(TASK MATERIAL)

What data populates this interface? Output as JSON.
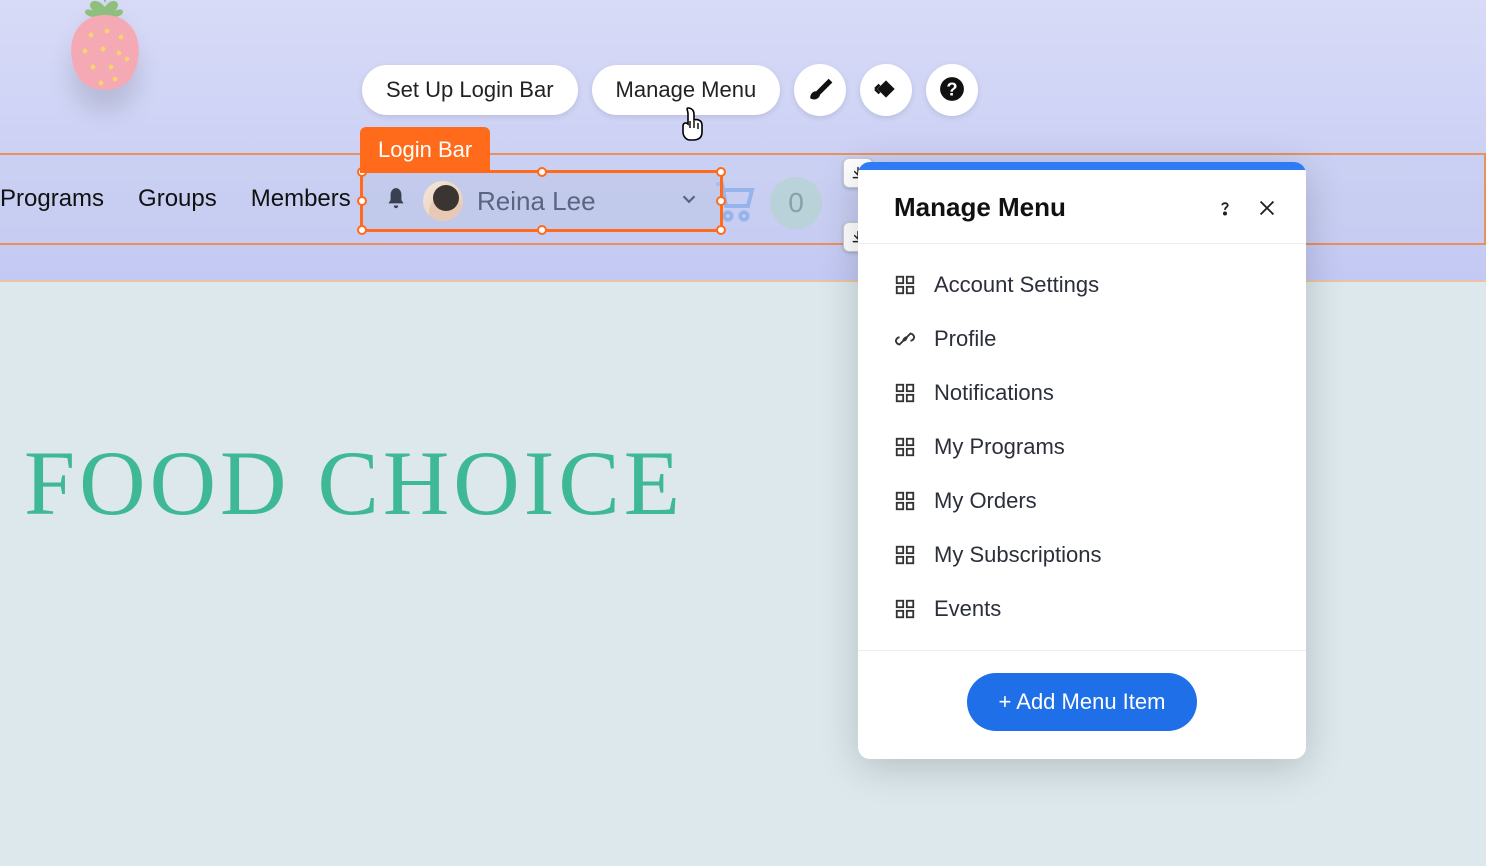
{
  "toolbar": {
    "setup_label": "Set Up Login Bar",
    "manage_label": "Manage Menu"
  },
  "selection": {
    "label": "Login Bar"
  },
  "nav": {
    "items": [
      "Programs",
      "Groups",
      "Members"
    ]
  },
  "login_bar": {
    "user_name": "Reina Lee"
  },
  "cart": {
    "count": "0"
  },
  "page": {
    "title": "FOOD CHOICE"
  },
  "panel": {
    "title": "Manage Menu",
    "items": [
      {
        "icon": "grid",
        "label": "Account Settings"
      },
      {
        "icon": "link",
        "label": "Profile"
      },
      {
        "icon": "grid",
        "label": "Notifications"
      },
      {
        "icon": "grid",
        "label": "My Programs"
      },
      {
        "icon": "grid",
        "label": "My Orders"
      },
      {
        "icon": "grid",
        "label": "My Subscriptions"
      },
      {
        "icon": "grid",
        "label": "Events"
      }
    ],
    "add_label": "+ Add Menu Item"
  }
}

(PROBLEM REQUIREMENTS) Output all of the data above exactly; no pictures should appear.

(RESPONSE TO THIS TASK)
What data populates this interface? Output as JSON.
{
  "toolbar": {
    "setup_label": "Set Up Login Bar",
    "manage_label": "Manage Menu"
  },
  "selection": {
    "label": "Login Bar"
  },
  "nav": {
    "items": [
      "Programs",
      "Groups",
      "Members"
    ]
  },
  "login_bar": {
    "user_name": "Reina Lee"
  },
  "cart": {
    "count": "0"
  },
  "page": {
    "title": "FOOD CHOICE"
  },
  "panel": {
    "title": "Manage Menu",
    "items": [
      {
        "icon": "grid",
        "label": "Account Settings"
      },
      {
        "icon": "link",
        "label": "Profile"
      },
      {
        "icon": "grid",
        "label": "Notifications"
      },
      {
        "icon": "grid",
        "label": "My Programs"
      },
      {
        "icon": "grid",
        "label": "My Orders"
      },
      {
        "icon": "grid",
        "label": "My Subscriptions"
      },
      {
        "icon": "grid",
        "label": "Events"
      }
    ],
    "add_label": "+ Add Menu Item"
  }
}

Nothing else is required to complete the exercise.